Ms. Collins, PAC and our ever supportive husbands worked with us to secure the Small neighbourhood grant and build four garden beds on the school grounds. Several of our teachers have worked with their classes in the garden and been involved in programs such as Growing Chefs to teach students about science and food sources. For many years Ms. Evans has worked with student leaders to facilitate participation in the Fruit and Veggie Program and the Dairy Foundation Program for early primary. And yes, she even arranged for the cows to come to Tecumseh! A sight to behold, kids sitting down on the cement fully engaged in just watching the cows. School wide sorting of waste into composting, recycling and landfill garbage has also helped to extend learning about our environment and ecosystems.
Integrating outdoor learning beyond physical education and science is the next challenge. Ms. Collins and Mr. Larson are actively involved in teaching students about human rights. Their annual participation in Walk For Water is a great example of how the outdoor experience is integral to the learning. Our playground includes picnic tables down by the swings. This lends itself to allowing students to working outdoors. One year my Grade 4 students looked up in the sky to see eagles attacking a crow. It made for some great poetry! The accessibility of iPads has allowed students to easily take their own photos to inspire or support their written work on Apps such as BookCreator or ExplainEverything.
Vancouver Schools are fortunate to have a well developed Community School Teams. The secondary school and the elementary schools that feed into them form a hub. Administrators meet regularly as a group and with the CST staff to provide opportunities and after school programs facilitated by student leaders from the secondary school and paid programmers. In our school, the variety or field options and the garden allows for varied outdoor experiences.
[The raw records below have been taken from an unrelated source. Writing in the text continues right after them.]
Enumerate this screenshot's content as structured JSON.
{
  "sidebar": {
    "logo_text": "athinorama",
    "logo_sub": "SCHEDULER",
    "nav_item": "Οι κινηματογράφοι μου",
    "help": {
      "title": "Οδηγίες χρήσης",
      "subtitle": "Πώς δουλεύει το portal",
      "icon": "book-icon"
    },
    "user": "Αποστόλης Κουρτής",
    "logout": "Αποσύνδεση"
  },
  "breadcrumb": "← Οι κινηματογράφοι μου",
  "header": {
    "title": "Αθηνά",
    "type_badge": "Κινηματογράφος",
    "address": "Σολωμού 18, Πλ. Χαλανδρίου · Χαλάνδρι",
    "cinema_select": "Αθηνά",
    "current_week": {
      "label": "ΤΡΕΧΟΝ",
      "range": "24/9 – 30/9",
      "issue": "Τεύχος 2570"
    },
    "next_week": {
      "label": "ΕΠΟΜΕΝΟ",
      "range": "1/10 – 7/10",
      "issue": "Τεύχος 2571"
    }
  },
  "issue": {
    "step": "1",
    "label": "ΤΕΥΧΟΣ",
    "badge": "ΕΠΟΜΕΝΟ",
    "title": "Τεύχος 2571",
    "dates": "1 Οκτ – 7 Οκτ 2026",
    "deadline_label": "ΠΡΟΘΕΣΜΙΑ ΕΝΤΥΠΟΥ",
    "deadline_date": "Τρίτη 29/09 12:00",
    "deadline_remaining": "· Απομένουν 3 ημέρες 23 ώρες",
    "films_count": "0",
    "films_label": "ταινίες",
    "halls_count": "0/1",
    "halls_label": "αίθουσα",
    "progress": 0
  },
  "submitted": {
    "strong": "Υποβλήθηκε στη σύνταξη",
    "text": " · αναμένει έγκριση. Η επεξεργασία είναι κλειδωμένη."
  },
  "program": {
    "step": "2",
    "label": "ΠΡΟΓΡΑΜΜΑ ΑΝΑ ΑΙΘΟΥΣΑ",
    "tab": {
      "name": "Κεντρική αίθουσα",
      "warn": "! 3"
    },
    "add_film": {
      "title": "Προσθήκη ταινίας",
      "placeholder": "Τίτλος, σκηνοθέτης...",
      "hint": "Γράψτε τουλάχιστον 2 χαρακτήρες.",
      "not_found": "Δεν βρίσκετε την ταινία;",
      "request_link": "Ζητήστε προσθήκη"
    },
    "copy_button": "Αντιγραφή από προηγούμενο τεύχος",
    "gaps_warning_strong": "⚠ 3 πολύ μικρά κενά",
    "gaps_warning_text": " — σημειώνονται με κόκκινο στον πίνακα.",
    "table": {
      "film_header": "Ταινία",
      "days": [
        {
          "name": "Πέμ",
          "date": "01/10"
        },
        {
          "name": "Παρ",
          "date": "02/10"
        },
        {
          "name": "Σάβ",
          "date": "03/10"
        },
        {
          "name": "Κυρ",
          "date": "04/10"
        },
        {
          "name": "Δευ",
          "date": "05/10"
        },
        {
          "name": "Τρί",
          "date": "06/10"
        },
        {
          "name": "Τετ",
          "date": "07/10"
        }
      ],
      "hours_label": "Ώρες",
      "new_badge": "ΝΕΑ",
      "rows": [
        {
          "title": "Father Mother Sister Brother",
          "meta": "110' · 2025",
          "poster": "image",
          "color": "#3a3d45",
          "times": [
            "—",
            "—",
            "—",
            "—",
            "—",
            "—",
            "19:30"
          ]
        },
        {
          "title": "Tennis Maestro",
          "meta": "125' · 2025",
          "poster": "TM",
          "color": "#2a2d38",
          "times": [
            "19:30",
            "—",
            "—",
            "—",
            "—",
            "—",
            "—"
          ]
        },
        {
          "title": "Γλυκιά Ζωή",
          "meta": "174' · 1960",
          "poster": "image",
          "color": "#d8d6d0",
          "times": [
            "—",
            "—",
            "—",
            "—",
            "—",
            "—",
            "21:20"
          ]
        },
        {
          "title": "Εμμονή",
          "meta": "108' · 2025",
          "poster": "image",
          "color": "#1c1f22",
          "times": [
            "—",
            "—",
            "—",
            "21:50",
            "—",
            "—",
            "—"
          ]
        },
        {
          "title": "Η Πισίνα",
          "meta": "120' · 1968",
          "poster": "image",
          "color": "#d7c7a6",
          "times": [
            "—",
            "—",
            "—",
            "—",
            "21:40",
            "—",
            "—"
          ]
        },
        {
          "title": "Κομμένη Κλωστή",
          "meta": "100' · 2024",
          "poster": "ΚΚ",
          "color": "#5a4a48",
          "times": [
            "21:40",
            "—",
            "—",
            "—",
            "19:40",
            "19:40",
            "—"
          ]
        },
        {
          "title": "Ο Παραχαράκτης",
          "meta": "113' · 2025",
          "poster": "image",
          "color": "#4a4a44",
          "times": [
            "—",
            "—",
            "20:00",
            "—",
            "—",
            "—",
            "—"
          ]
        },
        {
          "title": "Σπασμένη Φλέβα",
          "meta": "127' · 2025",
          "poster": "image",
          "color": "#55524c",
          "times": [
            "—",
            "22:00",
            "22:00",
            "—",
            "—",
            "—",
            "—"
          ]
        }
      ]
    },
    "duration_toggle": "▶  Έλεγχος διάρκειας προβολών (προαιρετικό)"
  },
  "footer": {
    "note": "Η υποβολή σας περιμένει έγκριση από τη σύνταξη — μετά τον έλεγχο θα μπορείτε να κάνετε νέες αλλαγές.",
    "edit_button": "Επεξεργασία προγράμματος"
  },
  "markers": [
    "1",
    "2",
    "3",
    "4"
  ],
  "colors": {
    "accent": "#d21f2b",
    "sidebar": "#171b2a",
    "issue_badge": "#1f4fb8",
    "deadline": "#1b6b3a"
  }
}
It is exciting for the discussion of outdoor learning opportunities in schools to be happening at the university and in schools with a mind to share ideas. Hart Banack has assigned his students to form working groups to investigate the possibilities for outdoor learning in the school grounds and in the communities of several school sites in Vancouver. The bank of ideas with details such as related costs and curriculum connections will be invaluable as the new year begins and yearly planning unfolds. I can’t wait to hear their findings and ideas for sharing information with teachers. Special thanks to Hart Banack, UBC and EDCP323 students for welcoming me into your class and supporting our work in schools.